→ GOAL OF THE EXERCISE
When copying the records below, keep every word as it is and drop the images.

→ TASK INPUT

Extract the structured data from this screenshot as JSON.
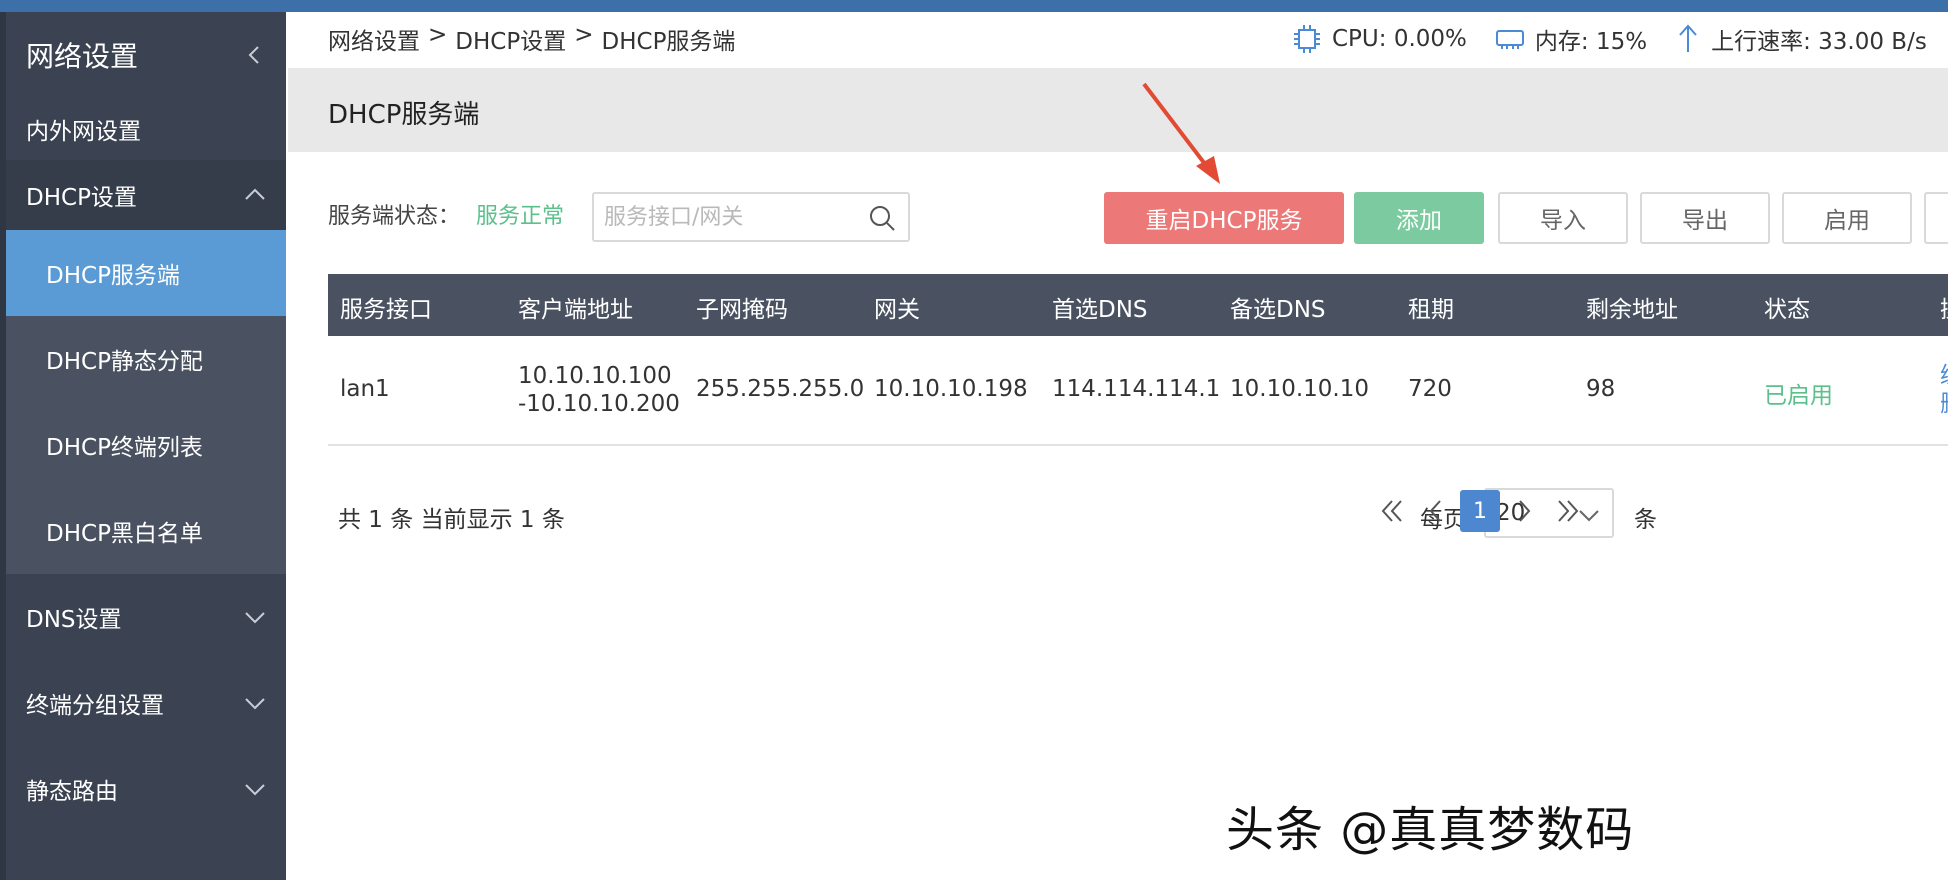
{
  "sidebar": {
    "title": "网络设置",
    "items": [
      {
        "label": "内外网设置"
      },
      {
        "label": "DHCP设置"
      },
      {
        "label": "DHCP服务端"
      },
      {
        "label": "DHCP静态分配"
      },
      {
        "label": "DHCP终端列表"
      },
      {
        "label": "DHCP黑白名单"
      },
      {
        "label": "DNS设置"
      },
      {
        "label": "终端分组设置"
      },
      {
        "label": "静态路由"
      }
    ]
  },
  "breadcrumb": [
    "网络设置",
    ">",
    "DHCP设置",
    ">",
    "DHCP服务端"
  ],
  "stats": {
    "cpu": "CPU: 0.00%",
    "memory": "内存: 15%",
    "upload": "上行速率: 33.00 B/s"
  },
  "page": {
    "title": "DHCP服务端"
  },
  "server_status": {
    "label": "服务端状态：",
    "value": "服务正常"
  },
  "search": {
    "placeholder": "服务接口/网关"
  },
  "toolbar": {
    "restart": "重启DHCP服务",
    "add": "添加",
    "import": "导入",
    "export": "导出",
    "enable": "启用"
  },
  "table": {
    "columns": [
      "服务接口",
      "客户端地址",
      "子网掩码",
      "网关",
      "首选DNS",
      "备选DNS",
      "租期",
      "剩余地址",
      "状态",
      "操"
    ],
    "rows": [
      {
        "interface": "lan1",
        "client_addr_1": "10.10.10.100",
        "client_addr_2": "-10.10.10.200",
        "mask": "255.255.255.0",
        "gateway": "10.10.10.198",
        "dns1": "114.114.114.1",
        "dns2": "10.10.10.10",
        "lease": "720",
        "remaining": "98",
        "status": "已启用",
        "action_1": "编",
        "action_2": "删"
      }
    ]
  },
  "pagination": {
    "summary": "共 1 条 当前显示 1 条",
    "per_page_label": "每页",
    "per_page_value": "20",
    "unit": "条",
    "current_page": "1"
  },
  "watermark": "头条 @真真梦数码",
  "colors": {
    "sidebar_bg": "#3b4352",
    "sidebar_active": "#5b9bd5",
    "restart_button": "#ec7877",
    "add_button": "#7ccba0",
    "status_ok": "#5bc08c",
    "table_header": "#4a5262",
    "annotation_arrow": "#e24a33"
  }
}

→ RESULT OF THIS EXERCISE
Extract the structured data from this screenshot as JSON.
{
  "sidebar": {
    "title": "网络设置",
    "items": [
      {
        "label": "内外网设置"
      },
      {
        "label": "DHCP设置"
      },
      {
        "label": "DHCP服务端"
      },
      {
        "label": "DHCP静态分配"
      },
      {
        "label": "DHCP终端列表"
      },
      {
        "label": "DHCP黑白名单"
      },
      {
        "label": "DNS设置"
      },
      {
        "label": "终端分组设置"
      },
      {
        "label": "静态路由"
      }
    ]
  },
  "breadcrumb": [
    "网络设置",
    ">",
    "DHCP设置",
    ">",
    "DHCP服务端"
  ],
  "stats": {
    "cpu": "CPU: 0.00%",
    "memory": "内存: 15%",
    "upload": "上行速率: 33.00 B/s"
  },
  "page": {
    "title": "DHCP服务端"
  },
  "server_status": {
    "label": "服务端状态：",
    "value": "服务正常"
  },
  "search": {
    "placeholder": "服务接口/网关"
  },
  "toolbar": {
    "restart": "重启DHCP服务",
    "add": "添加",
    "import": "导入",
    "export": "导出",
    "enable": "启用"
  },
  "table": {
    "columns": [
      "服务接口",
      "客户端地址",
      "子网掩码",
      "网关",
      "首选DNS",
      "备选DNS",
      "租期",
      "剩余地址",
      "状态",
      "操"
    ],
    "rows": [
      {
        "interface": "lan1",
        "client_addr_1": "10.10.10.100",
        "client_addr_2": "-10.10.10.200",
        "mask": "255.255.255.0",
        "gateway": "10.10.10.198",
        "dns1": "114.114.114.1",
        "dns2": "10.10.10.10",
        "lease": "720",
        "remaining": "98",
        "status": "已启用",
        "action_1": "编",
        "action_2": "删"
      }
    ]
  },
  "pagination": {
    "summary": "共 1 条 当前显示 1 条",
    "per_page_label": "每页",
    "per_page_value": "20",
    "unit": "条",
    "current_page": "1"
  },
  "watermark": "头条 @真真梦数码",
  "colors": {
    "sidebar_bg": "#3b4352",
    "sidebar_active": "#5b9bd5",
    "restart_button": "#ec7877",
    "add_button": "#7ccba0",
    "status_ok": "#5bc08c",
    "table_header": "#4a5262",
    "annotation_arrow": "#e24a33"
  }
}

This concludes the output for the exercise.